I interviewed Medea Benjamin on May 27, 2013 a few days after she'd interrupted President Obama three times in a major speech.
This is part one of a two part interview. Here is a link to the audio podcast.
Rob Kall: OK. Have you prepped or trained other people to do this kind of thing?
Medea Benjamin: Yes. We have a whole cadre of people who have done, and do, this kind of thing. Sometimes, people get scared and just don't do it at the end, and that's fine. Sometimes they do it and it doesn't go too well, in that they don't get too much out. Sometimes folks really feel that they got their message out loud and clear, and were really excited about it, and wanted to do it again. So peoples' reactions are very different.
I remember once there was a woman whom we trained and trained, and she went into the event, and instead of pulling out her banner in front of everybody, she actually went into the bathroom (laughs) and put it up on the bathroom wall; and we were saying, "What? Why did you do that?" and she said it just got too scary there. Some people just feel very intimidated, and rightly so, because these venues can be extremely intimidating, especially when it's during something like a presidential race, and you're in a very partisan atmosphere where everybody is Republican/Right wing, and you're coming up with a totally different message. Or, what's extremely scary is when we do this inside the meetings of AIPAC, the pro-Israel lobby, because that's where you're almost guaranteed that somebody is going to beat up on you. The audience there is very violent.
Rob Kall: Really!
Medea Benjamin: Yes, and we have had people like Rae Abileah, who worked with Code Pink for ten years, a young woman who interrupted Bibi Netanyahu, actually got her neck twisted and had to have over a year of therapy - ended up in the hospital.
Rob Kall: Was there any recourse legally, in terms of the people or person who did that to her?

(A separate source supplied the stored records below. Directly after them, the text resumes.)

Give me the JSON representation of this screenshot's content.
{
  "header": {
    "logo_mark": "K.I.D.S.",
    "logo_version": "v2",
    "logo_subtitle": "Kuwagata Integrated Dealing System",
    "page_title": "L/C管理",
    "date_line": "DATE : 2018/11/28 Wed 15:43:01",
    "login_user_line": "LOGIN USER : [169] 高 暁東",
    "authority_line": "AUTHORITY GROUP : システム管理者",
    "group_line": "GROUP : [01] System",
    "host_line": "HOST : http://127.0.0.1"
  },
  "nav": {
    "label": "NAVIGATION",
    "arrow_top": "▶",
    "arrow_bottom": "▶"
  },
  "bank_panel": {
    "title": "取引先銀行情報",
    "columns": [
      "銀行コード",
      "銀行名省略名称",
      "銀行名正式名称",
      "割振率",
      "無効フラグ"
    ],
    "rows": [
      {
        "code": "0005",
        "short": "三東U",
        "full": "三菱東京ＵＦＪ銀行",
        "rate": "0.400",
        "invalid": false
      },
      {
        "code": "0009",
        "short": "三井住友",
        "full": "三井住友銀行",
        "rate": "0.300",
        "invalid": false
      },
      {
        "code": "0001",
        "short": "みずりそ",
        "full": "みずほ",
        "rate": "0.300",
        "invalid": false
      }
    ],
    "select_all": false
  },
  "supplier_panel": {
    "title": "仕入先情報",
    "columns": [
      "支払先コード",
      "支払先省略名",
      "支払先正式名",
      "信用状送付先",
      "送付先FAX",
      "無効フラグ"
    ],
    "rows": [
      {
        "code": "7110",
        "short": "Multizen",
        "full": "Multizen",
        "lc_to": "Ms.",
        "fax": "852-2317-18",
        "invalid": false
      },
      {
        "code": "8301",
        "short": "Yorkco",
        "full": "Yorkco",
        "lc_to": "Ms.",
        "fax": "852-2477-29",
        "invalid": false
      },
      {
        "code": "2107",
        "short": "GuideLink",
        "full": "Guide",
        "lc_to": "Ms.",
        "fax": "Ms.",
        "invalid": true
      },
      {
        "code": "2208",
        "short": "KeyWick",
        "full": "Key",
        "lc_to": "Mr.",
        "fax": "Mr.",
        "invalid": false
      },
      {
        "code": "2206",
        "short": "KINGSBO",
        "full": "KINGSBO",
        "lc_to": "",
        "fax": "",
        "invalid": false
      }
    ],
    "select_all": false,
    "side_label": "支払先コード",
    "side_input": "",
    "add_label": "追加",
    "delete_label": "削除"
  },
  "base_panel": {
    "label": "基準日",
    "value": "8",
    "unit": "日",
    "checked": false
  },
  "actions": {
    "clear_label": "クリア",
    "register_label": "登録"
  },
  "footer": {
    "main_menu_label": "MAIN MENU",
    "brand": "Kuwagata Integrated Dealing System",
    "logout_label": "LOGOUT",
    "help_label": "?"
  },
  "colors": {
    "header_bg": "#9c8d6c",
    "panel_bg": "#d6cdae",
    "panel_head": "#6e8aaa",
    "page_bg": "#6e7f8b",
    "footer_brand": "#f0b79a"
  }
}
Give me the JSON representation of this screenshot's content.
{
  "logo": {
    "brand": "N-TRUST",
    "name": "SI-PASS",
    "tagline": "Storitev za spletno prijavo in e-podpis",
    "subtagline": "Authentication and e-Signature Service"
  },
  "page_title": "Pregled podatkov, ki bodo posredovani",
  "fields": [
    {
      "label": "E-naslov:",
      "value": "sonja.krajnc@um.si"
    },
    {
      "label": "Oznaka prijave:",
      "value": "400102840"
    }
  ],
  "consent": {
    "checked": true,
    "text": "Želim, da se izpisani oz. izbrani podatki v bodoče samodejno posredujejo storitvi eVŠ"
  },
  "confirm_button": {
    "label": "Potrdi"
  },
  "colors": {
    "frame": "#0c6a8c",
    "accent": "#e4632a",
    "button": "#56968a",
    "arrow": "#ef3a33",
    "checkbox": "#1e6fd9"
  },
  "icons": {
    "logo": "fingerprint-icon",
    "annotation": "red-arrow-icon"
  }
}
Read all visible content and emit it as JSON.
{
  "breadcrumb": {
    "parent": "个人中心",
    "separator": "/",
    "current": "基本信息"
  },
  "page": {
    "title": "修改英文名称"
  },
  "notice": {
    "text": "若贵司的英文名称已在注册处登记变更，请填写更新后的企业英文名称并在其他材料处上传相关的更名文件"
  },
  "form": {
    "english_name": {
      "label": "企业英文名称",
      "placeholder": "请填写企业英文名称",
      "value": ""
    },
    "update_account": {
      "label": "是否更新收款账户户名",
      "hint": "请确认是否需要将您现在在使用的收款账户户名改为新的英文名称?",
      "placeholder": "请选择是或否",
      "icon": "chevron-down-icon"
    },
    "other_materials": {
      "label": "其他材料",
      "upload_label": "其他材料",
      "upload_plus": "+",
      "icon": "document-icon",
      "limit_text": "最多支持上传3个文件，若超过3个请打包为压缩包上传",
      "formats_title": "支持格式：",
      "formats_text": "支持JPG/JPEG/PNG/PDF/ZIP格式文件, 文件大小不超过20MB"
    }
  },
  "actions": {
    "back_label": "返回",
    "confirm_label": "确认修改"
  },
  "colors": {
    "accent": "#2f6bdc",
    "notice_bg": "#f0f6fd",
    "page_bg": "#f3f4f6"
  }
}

Medea Benjamin: Yes, because she was brilliant. Instead of just letting it go, she found the person who did it, pursued him, and did a lawsuit against him; and he was forced to settle with her and pay for her medical expenses, and apologize to her.
Rob Kall: Beautiful. Yeah, Ray is another Code Pink force of nature, like you. So what do you advise people when they're preparing to do this? Do you give them any kind of advice or instructions on how to do it, what to do, and how to think about it, what mental mindset?
Medea Benjamin: Well the mental mindset we say is 1) to breathe deep, and 2) think about why you're doing it, think about what is motivating you. While I was sitting in the audience for such a long time before the President spoke, even not knowing whether I was going to speak out or not, I was preparing myself just in case. Part of preparing myself was to think about the innocent drone victims that I have met in Pakistan telling us the stories about losing their sons, and daughters, and loved ones. And I thought about the men in Guantanamo, and what it was like to be strapped to a chair with the tubing forced down your nose and throat and into your stomach, and what it was like to be held for eleven years when you had not committed a crime.
So you have to really think about the "Why?" Otherwise you shouldn't be in there. You have to be passionate about these issues, and then you have to go with your gut; and if your gut tells you, "This isn't right. Doesn't feel right," then just don't do it. But on the other hand, recognize that there's always two voices in your head. There's one voice saying, "Now is the time to stand up, and you've got to say this because somebody needs to hear the truth"; and there's another little voice that says, "Don't be disrespectful. You shouldn't be interrupting someone. Is this what your mother taught you to do?" (laughs) I mean, there is that other voice. Or, another voice saying, "You could get hurt. Don't risk it."
So while you listen to your gut, you have to listen to the voice that's speaking louder to you, and to remember that it's not about you: you might get arrested, you might get put in jail, you might face some risky consequences, but who are you representing that doesn't have a voice? And: is their issue powerful enough to compel you to take the risk?
Rob Kall: Let's talk a little bit about the arrest factor here. You've been arrested, right?
Medea Benjamin: Yes.